The Native people of more than 100 sovereign nations, and their spiritual and environmental allies, are standing firm in their resolve to stop construction of the Dakota Access Pipeline.
"Our water protectors are not leaving this land until they know that black snake is dead."
Those words from Toni Buffalo, program coordinator of the UCC Dakota Association, succinctly describe the movement going forward to kill the DAPL.
Toni Buffalo is one of the thousands of people who have been in the camps near Standing Rock Reservation in North Dakota, protecting the water and the land from the pipeline designed to carry oil 1,168 miles to Illinois under the Missouri River and through several watersheds, farmland, forests and sacred and cultural sites.
"We still have a long road ahead of us," said Bryon Buffalo, who pastors two churches on the Cheyenne River Reservation. "But it's a fight that we all say through whatever we do today, through the churches, through prayer, we are doing for the younger generation that is coming up and the younger generation that isn't born yet. Everything we do is for them, because we are living in a world in which everything that is living needs water to live. Every single creation that God created needs water to live. That's why we are in this fight."

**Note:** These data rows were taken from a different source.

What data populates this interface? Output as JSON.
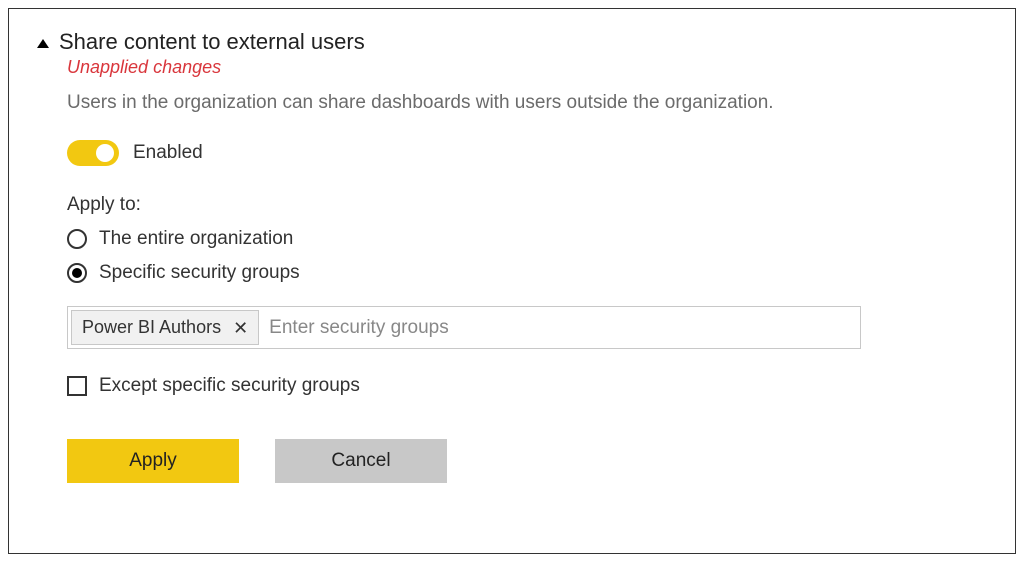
{
  "setting": {
    "title": "Share content to external users",
    "unapplied_label": "Unapplied changes",
    "description": "Users in the organization can share dashboards with users outside the organization.",
    "toggle": {
      "enabled": true,
      "label": "Enabled"
    },
    "apply_to": {
      "label": "Apply to:",
      "options": [
        {
          "label": "The entire organization",
          "selected": false
        },
        {
          "label": "Specific security groups",
          "selected": true
        }
      ]
    },
    "security_groups": {
      "tags": [
        "Power BI Authors"
      ],
      "placeholder": "Enter security groups"
    },
    "except_checkbox": {
      "checked": false,
      "label": "Except specific security groups"
    },
    "buttons": {
      "apply_label": "Apply",
      "cancel_label": "Cancel"
    }
  },
  "colors": {
    "accent": "#f2c811",
    "warning_text": "#d9363c"
  }
}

"Seeing so many people gathered together because they care about the same thing is inspiring," said the Rev. Gordon Rankin, conference minister of the South Dakota Conference UCC. "I know I really don't understand how historic it is to have so many First Nations Tribes gathered together but nonetheless there was a palpable sense that this was something unprecedented. And they are not there short term. There is already talk about how to hunker down for the winter."

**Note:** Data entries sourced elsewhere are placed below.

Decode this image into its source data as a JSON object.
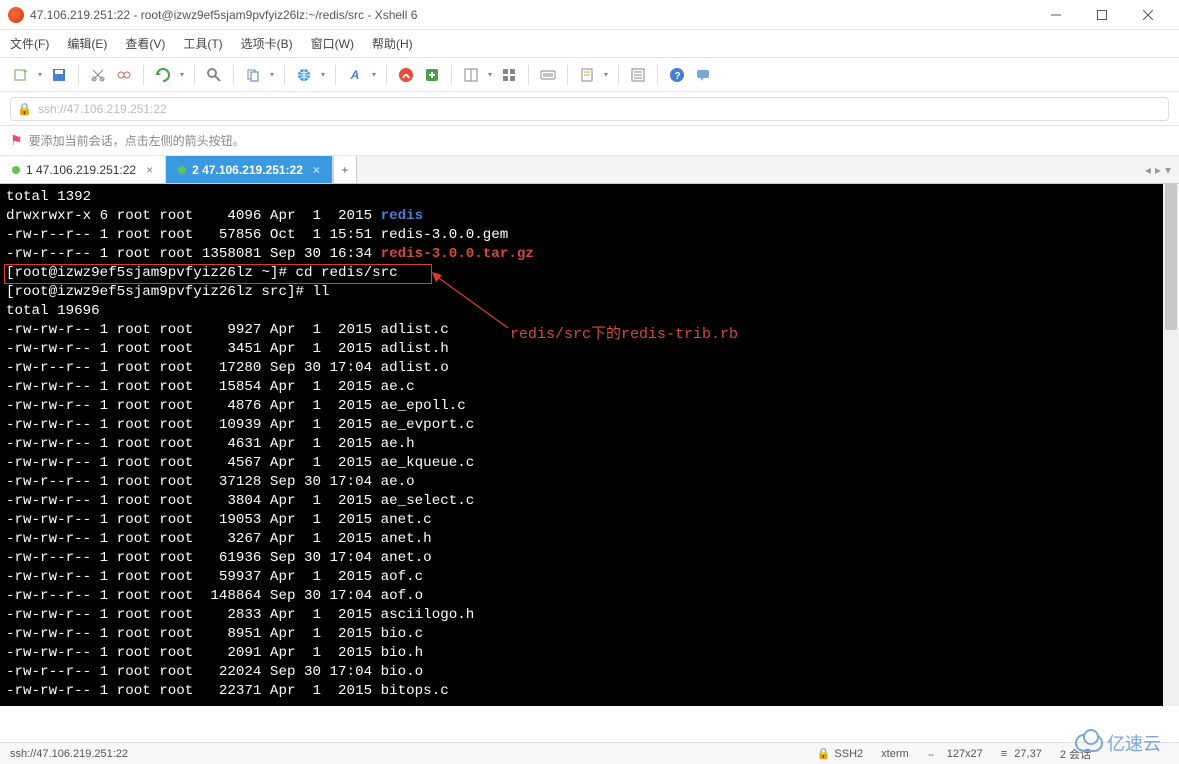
{
  "window": {
    "title": "47.106.219.251:22 - root@izwz9ef5sjam9pvfyiz26lz:~/redis/src - Xshell 6"
  },
  "menu": {
    "file": "文件(F)",
    "edit": "编辑(E)",
    "view": "查看(V)",
    "tools": "工具(T)",
    "tabs": "选项卡(B)",
    "window": "窗口(W)",
    "help": "帮助(H)"
  },
  "address": {
    "value": "ssh://47.106.219.251:22"
  },
  "hint": {
    "text": "要添加当前会话，点击左侧的箭头按钮。"
  },
  "tabs": {
    "inactive": "1 47.106.219.251:22",
    "active": "2 47.106.219.251:22",
    "add": "+"
  },
  "terminal": {
    "l0": "total 1392",
    "l1a": "drwxrwxr-x 6 root root    4096 Apr  1  2015 ",
    "l1b": "redis",
    "l2": "-rw-r--r-- 1 root root   57856 Oct  1 15:51 redis-3.0.0.gem",
    "l3a": "-rw-r--r-- 1 root root 1358081 Sep 30 16:34 ",
    "l3b": "redis-3.0.0.tar.gz",
    "l4": "[root@izwz9ef5sjam9pvfyiz26lz ~]# cd redis/src",
    "l5": "[root@izwz9ef5sjam9pvfyiz26lz src]# ll",
    "l6": "total 19696",
    "f0": "-rw-rw-r-- 1 root root    9927 Apr  1  2015 adlist.c",
    "f1": "-rw-rw-r-- 1 root root    3451 Apr  1  2015 adlist.h",
    "f2": "-rw-r--r-- 1 root root   17280 Sep 30 17:04 adlist.o",
    "f3": "-rw-rw-r-- 1 root root   15854 Apr  1  2015 ae.c",
    "f4": "-rw-rw-r-- 1 root root    4876 Apr  1  2015 ae_epoll.c",
    "f5": "-rw-rw-r-- 1 root root   10939 Apr  1  2015 ae_evport.c",
    "f6": "-rw-rw-r-- 1 root root    4631 Apr  1  2015 ae.h",
    "f7": "-rw-rw-r-- 1 root root    4567 Apr  1  2015 ae_kqueue.c",
    "f8": "-rw-r--r-- 1 root root   37128 Sep 30 17:04 ae.o",
    "f9": "-rw-rw-r-- 1 root root    3804 Apr  1  2015 ae_select.c",
    "f10": "-rw-rw-r-- 1 root root   19053 Apr  1  2015 anet.c",
    "f11": "-rw-rw-r-- 1 root root    3267 Apr  1  2015 anet.h",
    "f12": "-rw-r--r-- 1 root root   61936 Sep 30 17:04 anet.o",
    "f13": "-rw-rw-r-- 1 root root   59937 Apr  1  2015 aof.c",
    "f14": "-rw-r--r-- 1 root root  148864 Sep 30 17:04 aof.o",
    "f15": "-rw-rw-r-- 1 root root    2833 Apr  1  2015 asciilogo.h",
    "f16": "-rw-rw-r-- 1 root root    8951 Apr  1  2015 bio.c",
    "f17": "-rw-rw-r-- 1 root root    2091 Apr  1  2015 bio.h",
    "f18": "-rw-r--r-- 1 root root   22024 Sep 30 17:04 bio.o",
    "f19": "-rw-rw-r-- 1 root root   22371 Apr  1  2015 bitops.c"
  },
  "annotation": {
    "text": "redis/src下的redis-trib.rb"
  },
  "status": {
    "addr": "ssh://47.106.219.251:22",
    "proto": "SSH2",
    "term": "xterm",
    "size": "127x27",
    "pos": "27,37",
    "sessions": "2 会话",
    "logo": "亿速云"
  }
}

The defending citizens celebrated an important victory Friday, Sept. 9 when three government agencies issued an unprecedented decision that temporarily stopped work on the pipeline at Standing Rock near the Missouri River, at Lake Oahe. Texas-based Energy Transfer Corporation was asked to cease construction while the Army Corps of Engineers revisits the permits it granted and reconsiders future permits, taking another look at the laws.
"Having read that the injunction was denied and then that the Obama administration put a halt on the under the river construction until further studies can be done, I wondered what the mood around camp would be," said Rankin. "Personally, I didn't know what to feel. The mood around camp was at peace. They talk about being peaceful - which I always interpreted as non-violent - but my experience was that I was defining peaceful too narrowly. The community gathered at Oceti Sakowin emanates peace. They were literally full of peace."
There are four camps of water protectors at Standing Rock, the original, the Sacred Stone camp on the south side of the river. Red Warrior and Rosebud camps also sprang up as people showed up to join the standoff, but not all the areas are able to host the multitude of allies coming to join the Standing Rock citizens.
The biggest camp, Oceti Sakowin, which welcomed an invited contingent of UCC clergy, ecumenical partners and environmental advocates, is overseen by the Tribe. Water and sanitary facilities, a school for children and an eating area for those not able to make food are available.
As witnesses and interpreters, UCC ministers continue to share the story unfolding at Standing Rock.
"When asked to explain his teachings, Jesus said, come, follow me and experience them for yourself. The movement at Standing Rock is the same," said the Rev. Gretchen Deeg, senior minister of the United Church of Christ in Bismark, N.D. "It is so grounded in the Spirit that our common language for protests and politics leaves conversations wanting. If you can, you must go to Standing Rock, experience what it means to stand up for the Earth from the core of your spirit, and learn from the people who are calling us back to the Earth."
"It doesn't take long at camp to know you are among sacred community," said Rankin. "Everything is prayerful, respectful and welcoming."
The Standing Rock Sioux Tribe is also exploring "all legal, legislative and administrative options to stop construction of the Dakota Access Pipeline." After a U.S. District Court ruled against a preliminary injunction Sept. 9 to stop DAPL, the Tribe on Monday, Sept. 12 filed a request for an injunction pending an appeal before the D.C. Circuit Court of Appeals, which is expected to soon release a schedule to move the case forward. At the same time, the District Court lawsuit will proceed to address additional claims involving clean water and environmental review.
"It's a continual and central message that stresses the sacredness of water, leadership that repeatedly and publicly calls for prayer, and daily spiritual ceremonies and practices that form the lifeblood driving the movement," said the Rev. Brooks Berndt, UCC minister for environmental justice, in a New Sacred blog post. "There is no doubt that the foundation of this struggle is one that can be aptly described as spiritual or religious. It demonstrates what many of us have known on a much smaller scale: collective efforts for change flourish when they can root themselves in the sustaining and renewing power of the sacred."
"We need to be compassionate for everything that He has created, and to take care of everything that He has created," said Byron Buffalo. "Also, to know that when God said everything is possible, that we believe that, all the way to the end. We limit ourselves as churches or we limit ourselves as individuals when we don't believe what God has said, that everything is possible. And we limit God also."
Several petitions are being circulated nationwide to stop this pipeline. Add your voice.